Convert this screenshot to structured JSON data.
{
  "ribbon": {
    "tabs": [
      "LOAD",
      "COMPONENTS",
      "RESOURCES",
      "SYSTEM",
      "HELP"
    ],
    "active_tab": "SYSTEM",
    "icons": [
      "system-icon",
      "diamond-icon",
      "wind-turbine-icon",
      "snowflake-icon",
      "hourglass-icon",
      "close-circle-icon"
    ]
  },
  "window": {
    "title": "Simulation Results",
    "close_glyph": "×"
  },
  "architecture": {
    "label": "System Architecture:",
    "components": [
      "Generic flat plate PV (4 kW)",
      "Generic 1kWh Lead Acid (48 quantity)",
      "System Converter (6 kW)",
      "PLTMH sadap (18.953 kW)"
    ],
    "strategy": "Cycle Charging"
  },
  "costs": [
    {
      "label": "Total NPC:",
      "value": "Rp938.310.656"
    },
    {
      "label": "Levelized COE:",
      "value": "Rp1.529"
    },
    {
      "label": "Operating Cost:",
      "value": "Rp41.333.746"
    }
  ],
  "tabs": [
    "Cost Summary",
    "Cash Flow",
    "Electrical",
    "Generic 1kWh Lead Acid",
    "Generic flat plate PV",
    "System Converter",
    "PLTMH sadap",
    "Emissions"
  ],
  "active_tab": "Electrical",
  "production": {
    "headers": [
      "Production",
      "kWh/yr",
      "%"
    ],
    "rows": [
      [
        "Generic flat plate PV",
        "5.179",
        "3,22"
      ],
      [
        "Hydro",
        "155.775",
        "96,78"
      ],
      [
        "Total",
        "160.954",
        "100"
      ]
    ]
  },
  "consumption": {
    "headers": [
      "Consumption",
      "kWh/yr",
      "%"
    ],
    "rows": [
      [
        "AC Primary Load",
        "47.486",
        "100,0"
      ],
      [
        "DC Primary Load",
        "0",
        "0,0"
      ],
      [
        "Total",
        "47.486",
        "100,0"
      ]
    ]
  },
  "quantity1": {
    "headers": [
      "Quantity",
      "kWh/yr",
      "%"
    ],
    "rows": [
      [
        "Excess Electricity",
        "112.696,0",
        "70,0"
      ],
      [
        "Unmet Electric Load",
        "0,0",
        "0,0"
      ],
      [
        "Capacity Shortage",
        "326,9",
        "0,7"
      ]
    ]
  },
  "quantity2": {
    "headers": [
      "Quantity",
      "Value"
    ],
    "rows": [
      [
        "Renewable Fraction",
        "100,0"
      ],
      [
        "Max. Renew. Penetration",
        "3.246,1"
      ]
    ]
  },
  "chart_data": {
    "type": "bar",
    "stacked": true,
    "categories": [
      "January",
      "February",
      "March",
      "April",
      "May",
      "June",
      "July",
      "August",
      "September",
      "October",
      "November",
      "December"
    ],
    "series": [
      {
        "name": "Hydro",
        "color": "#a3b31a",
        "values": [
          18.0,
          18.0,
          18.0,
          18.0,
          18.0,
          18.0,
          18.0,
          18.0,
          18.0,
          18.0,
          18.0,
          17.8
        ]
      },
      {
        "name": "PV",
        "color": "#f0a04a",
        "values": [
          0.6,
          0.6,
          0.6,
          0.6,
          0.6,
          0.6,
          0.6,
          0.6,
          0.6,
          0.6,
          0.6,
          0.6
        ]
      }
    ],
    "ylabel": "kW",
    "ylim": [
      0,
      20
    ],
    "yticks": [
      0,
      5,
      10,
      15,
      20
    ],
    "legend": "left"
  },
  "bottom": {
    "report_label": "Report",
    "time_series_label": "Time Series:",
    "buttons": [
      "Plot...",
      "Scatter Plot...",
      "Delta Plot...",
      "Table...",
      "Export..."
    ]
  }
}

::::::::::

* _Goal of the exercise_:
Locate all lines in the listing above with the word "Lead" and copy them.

* _Solution for this task_:
      "Generic 1kWh Lead Acid (48 quantity)",
    "Generic 1kWh Lead Acid",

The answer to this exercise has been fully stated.